How Do I Build Strategic Partnerships?

The full answer to this last question is too long to cover here, but it’s useful to think of building partnerships in terms of access, credibility and trust, according to Dana Gaines Robinson, James C. Robinson, Jack J. Phillips, Patricia Pulliam Phillips and Dick Handshaw’s book “Performance Consulting.”


To build a partnership, learning practitioners must have access to the business leader in one-on-one time where he or she is willing to discuss business challenges and opportunities. They may initially only have access through a project; if so, that’s their opportunity to over-deliver on the leader’s requests and ask questions that demonstrate their focus on business results before solutions. Another approach to gain access is to volunteer for high-visibility projects that are important to the business leader, even if they fall outside the learning practitioner’s normal scope of work.


To build a partnership, learning practitioners must demonstrate their competence as a partner — which not only means expertise in learning but also the ability to meaningfully discuss the business of their business. For example, they can educate themselves on the various functions within the business, read the organization’s annual report to shareholders, and identify its main competitors and the challenges facing the industry in which they work. In short, learning practitioners must learn to speak their partner’s language.


Sustained partnerships are built on trust — which takes time to build but can be broken in an instant. Actions that learning practitioners can take to build trust include keeping their partner’s confidences, accepting accountability for their own actions and their consequences, and aligning their words and actions.

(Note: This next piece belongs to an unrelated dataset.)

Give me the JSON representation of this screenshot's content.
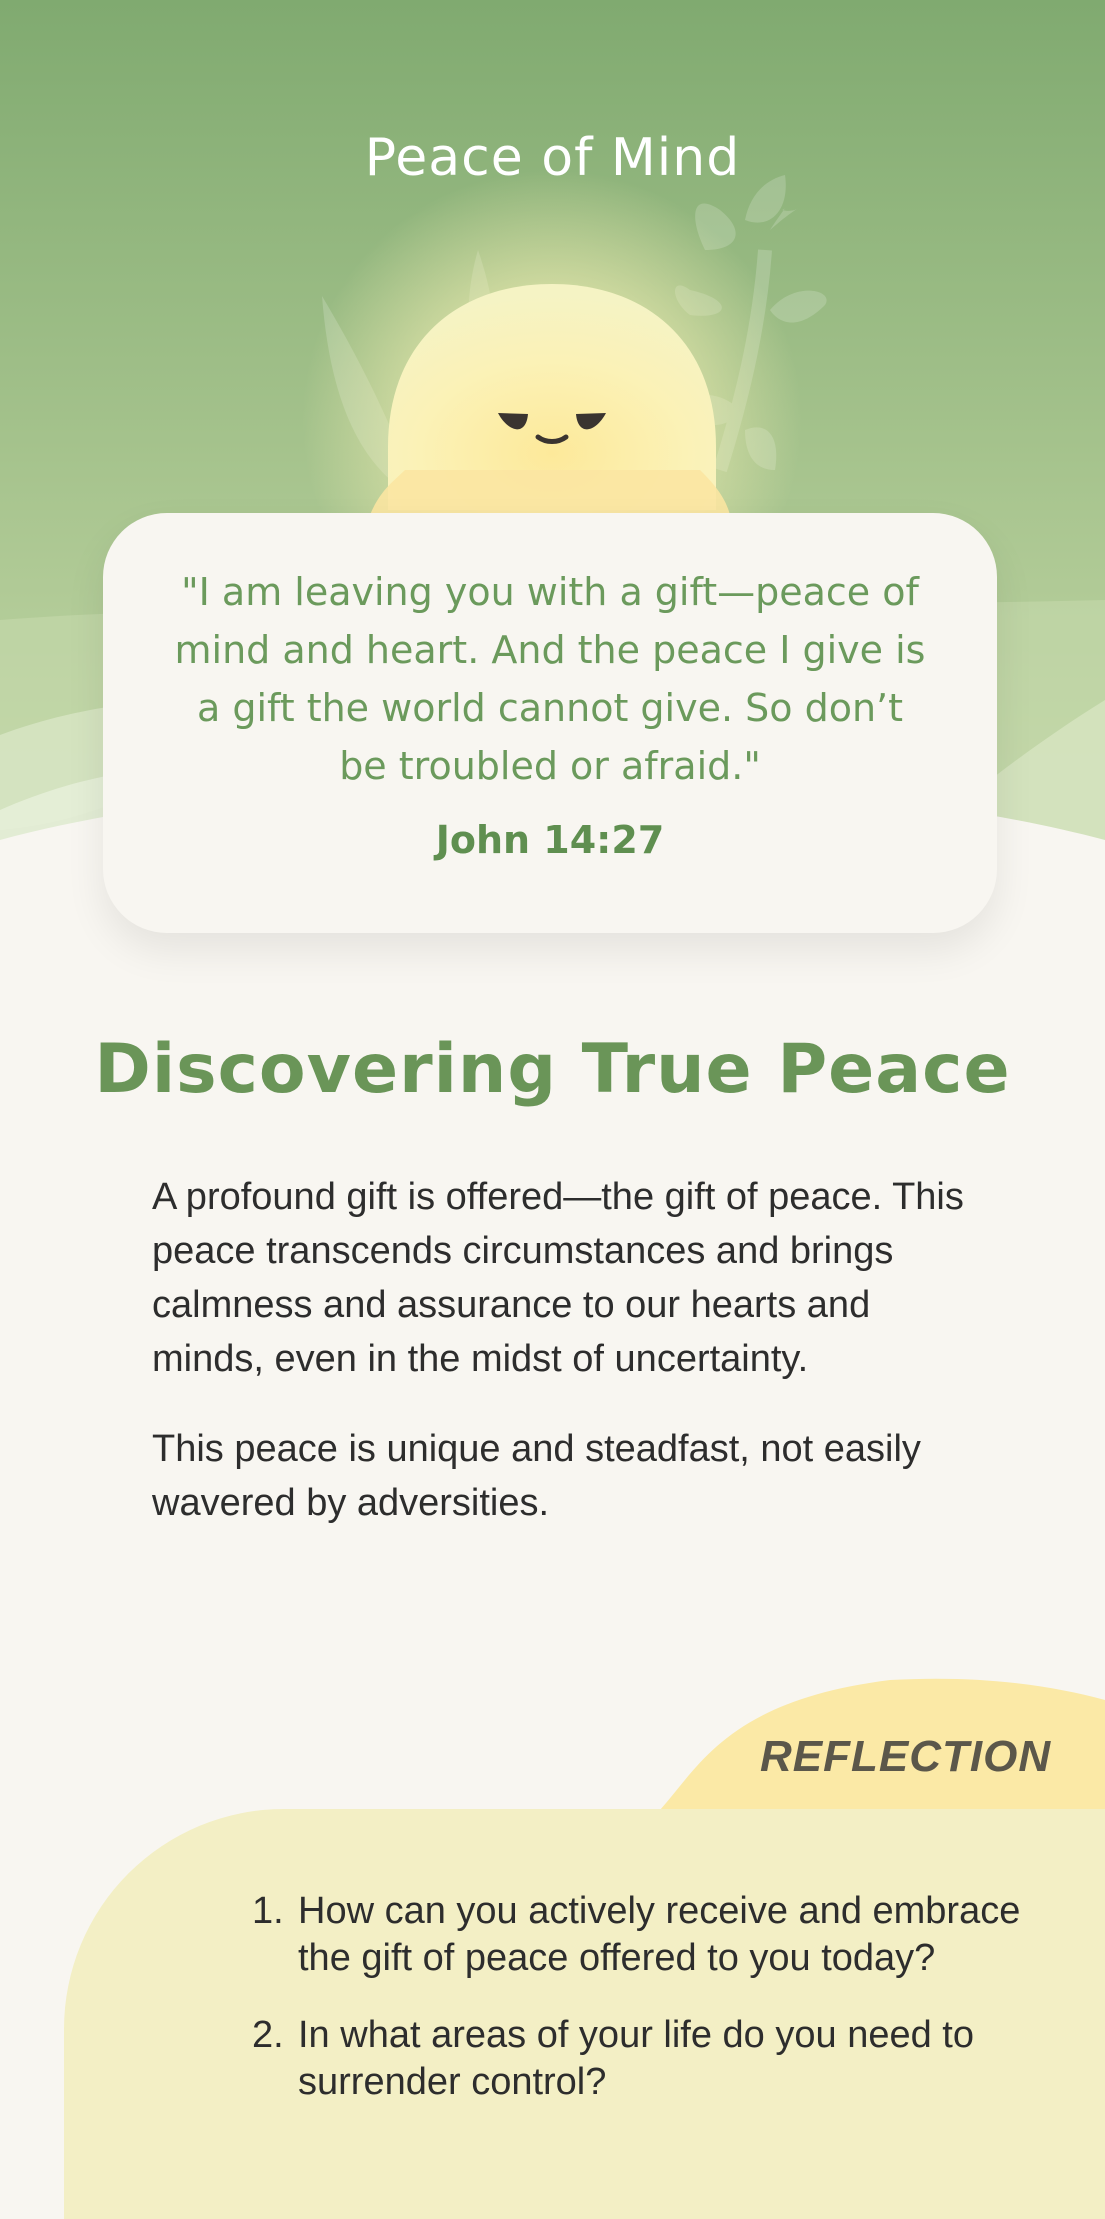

Becoming a strategic learning business partner is not an easy task — but it is possible, and the benefits far outweigh the effort. When your work begins to provide strategic results that benefit the organization, business leaders and learners, it also provides real meaning and purpose for you.